### ASSIGNMENT:
Filter the data below, keeping only lines that contain "Stankdetectie".

[[ EXERCISE INPUT, beginning ]]

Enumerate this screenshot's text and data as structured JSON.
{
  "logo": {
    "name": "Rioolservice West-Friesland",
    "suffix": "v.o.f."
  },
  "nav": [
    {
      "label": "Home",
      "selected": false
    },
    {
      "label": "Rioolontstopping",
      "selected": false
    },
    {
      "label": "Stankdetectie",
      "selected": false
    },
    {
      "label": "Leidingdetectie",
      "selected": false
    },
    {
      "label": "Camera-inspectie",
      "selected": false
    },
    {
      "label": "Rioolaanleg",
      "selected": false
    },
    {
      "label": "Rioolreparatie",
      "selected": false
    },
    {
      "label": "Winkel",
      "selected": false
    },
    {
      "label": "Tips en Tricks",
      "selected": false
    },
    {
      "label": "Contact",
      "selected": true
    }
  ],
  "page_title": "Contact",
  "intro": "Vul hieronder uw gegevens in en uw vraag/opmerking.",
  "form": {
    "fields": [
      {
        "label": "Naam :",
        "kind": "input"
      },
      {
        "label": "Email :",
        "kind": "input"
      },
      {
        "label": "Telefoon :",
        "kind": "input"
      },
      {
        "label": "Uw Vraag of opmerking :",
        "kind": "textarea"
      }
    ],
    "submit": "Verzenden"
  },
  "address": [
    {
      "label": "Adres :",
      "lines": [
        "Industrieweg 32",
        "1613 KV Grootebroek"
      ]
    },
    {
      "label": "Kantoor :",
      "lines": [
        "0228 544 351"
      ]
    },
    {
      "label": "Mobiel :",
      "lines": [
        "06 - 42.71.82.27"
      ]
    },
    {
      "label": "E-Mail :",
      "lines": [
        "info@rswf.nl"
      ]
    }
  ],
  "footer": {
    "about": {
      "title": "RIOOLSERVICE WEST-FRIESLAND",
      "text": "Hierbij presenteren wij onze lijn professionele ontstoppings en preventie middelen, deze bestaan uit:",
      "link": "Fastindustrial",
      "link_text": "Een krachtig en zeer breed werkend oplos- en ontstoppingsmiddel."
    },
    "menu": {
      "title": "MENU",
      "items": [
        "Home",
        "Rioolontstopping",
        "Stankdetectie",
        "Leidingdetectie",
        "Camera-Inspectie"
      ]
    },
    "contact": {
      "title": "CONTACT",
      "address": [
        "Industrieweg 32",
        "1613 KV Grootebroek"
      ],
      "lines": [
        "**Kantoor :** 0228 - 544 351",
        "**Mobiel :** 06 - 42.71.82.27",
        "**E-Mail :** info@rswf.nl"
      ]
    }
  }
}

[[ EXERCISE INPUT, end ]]

### SOLUTION TO THE PROBLEM:
      "label": "Stankdetectie",
        "Stankdetectie",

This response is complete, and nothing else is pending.